Please copy the records exactly as they appear, with all pictures left out.

□ □ □

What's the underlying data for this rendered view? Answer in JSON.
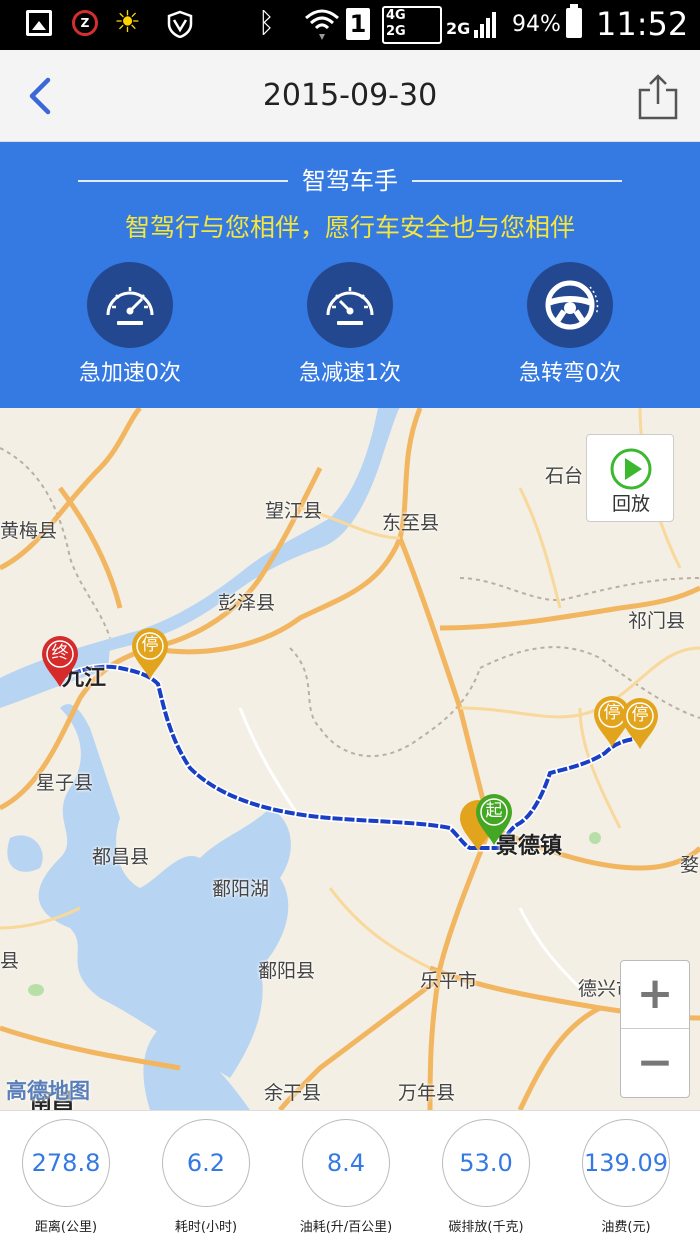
{
  "status_bar": {
    "sim_slot": "1",
    "network_4g": "4G",
    "network_2g_top": "2G",
    "network_2g": "2G",
    "battery_percent": "94%",
    "time": "11:52",
    "zapp_letter": "Z"
  },
  "header": {
    "title": "2015-09-30"
  },
  "banner": {
    "title": "智驾车手",
    "slogan": "智驾行与您相伴，愿行车安全也与您相伴",
    "stats": [
      {
        "label": "急加速0次",
        "icon": "speedometer-icon"
      },
      {
        "label": "急减速1次",
        "icon": "speedometer-icon"
      },
      {
        "label": "急转弯0次",
        "icon": "steering-wheel-icon"
      }
    ]
  },
  "map": {
    "replay_label": "回放",
    "zoom_in": "+",
    "zoom_out": "−",
    "logo": "高德地图",
    "labels": {
      "huangmei": "黄梅县",
      "wangjiang": "望江县",
      "dongzhi": "东至县",
      "shitai": "石台",
      "pengze": "彭泽县",
      "qimen": "祁门县",
      "jiujiang": "九江",
      "xingzi": "星子县",
      "duchang": "都昌县",
      "jingdezhen": "景德镇",
      "poyanghu": "鄱阳湖",
      "poyang": "鄱阳县",
      "leping": "乐平市",
      "dexing": "德兴市",
      "yugan": "余干县",
      "wannian": "万年县",
      "nanchang": "南昌",
      "edge_xian": "县",
      "edge_wu": "婺"
    },
    "markers": {
      "start": "起",
      "end": "终",
      "stop": "停"
    },
    "colors": {
      "route": "#1a3fc4",
      "start_marker": "#43a723",
      "end_marker": "#d52b2b",
      "stop_marker": "#e3a41d"
    }
  },
  "summary": [
    {
      "value": "278.8",
      "label": "距离(公里)"
    },
    {
      "value": "6.2",
      "label": "耗时(小时)"
    },
    {
      "value": "8.4",
      "label": "油耗(升/百公里)"
    },
    {
      "value": "53.0",
      "label": "碳排放(千克)"
    },
    {
      "value": "139.09",
      "label": "油费(元)"
    }
  ]
}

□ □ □

• Written answer:
What's the underlying data for this rendered view? Answer in JSON.
{
  "status_bar": {
    "sim_slot": "1",
    "network_4g": "4G",
    "network_2g_top": "2G",
    "network_2g": "2G",
    "battery_percent": "94%",
    "time": "11:52",
    "zapp_letter": "Z"
  },
  "header": {
    "title": "2015-09-30"
  },
  "banner": {
    "title": "智驾车手",
    "slogan": "智驾行与您相伴，愿行车安全也与您相伴",
    "stats": [
      {
        "label": "急加速0次",
        "icon": "speedometer-icon"
      },
      {
        "label": "急减速1次",
        "icon": "speedometer-icon"
      },
      {
        "label": "急转弯0次",
        "icon": "steering-wheel-icon"
      }
    ]
  },
  "map": {
    "replay_label": "回放",
    "zoom_in": "+",
    "zoom_out": "−",
    "logo": "高德地图",
    "labels": {
      "huangmei": "黄梅县",
      "wangjiang": "望江县",
      "dongzhi": "东至县",
      "shitai": "石台",
      "pengze": "彭泽县",
      "qimen": "祁门县",
      "jiujiang": "九江",
      "xingzi": "星子县",
      "duchang": "都昌县",
      "jingdezhen": "景德镇",
      "poyanghu": "鄱阳湖",
      "poyang": "鄱阳县",
      "leping": "乐平市",
      "dexing": "德兴市",
      "yugan": "余干县",
      "wannian": "万年县",
      "nanchang": "南昌",
      "edge_xian": "县",
      "edge_wu": "婺"
    },
    "markers": {
      "start": "起",
      "end": "终",
      "stop": "停"
    },
    "colors": {
      "route": "#1a3fc4",
      "start_marker": "#43a723",
      "end_marker": "#d52b2b",
      "stop_marker": "#e3a41d"
    }
  },
  "summary": [
    {
      "value": "278.8",
      "label": "距离(公里)"
    },
    {
      "value": "6.2",
      "label": "耗时(小时)"
    },
    {
      "value": "8.4",
      "label": "油耗(升/百公里)"
    },
    {
      "value": "53.0",
      "label": "碳排放(千克)"
    },
    {
      "value": "139.09",
      "label": "油费(元)"
    }
  ]
}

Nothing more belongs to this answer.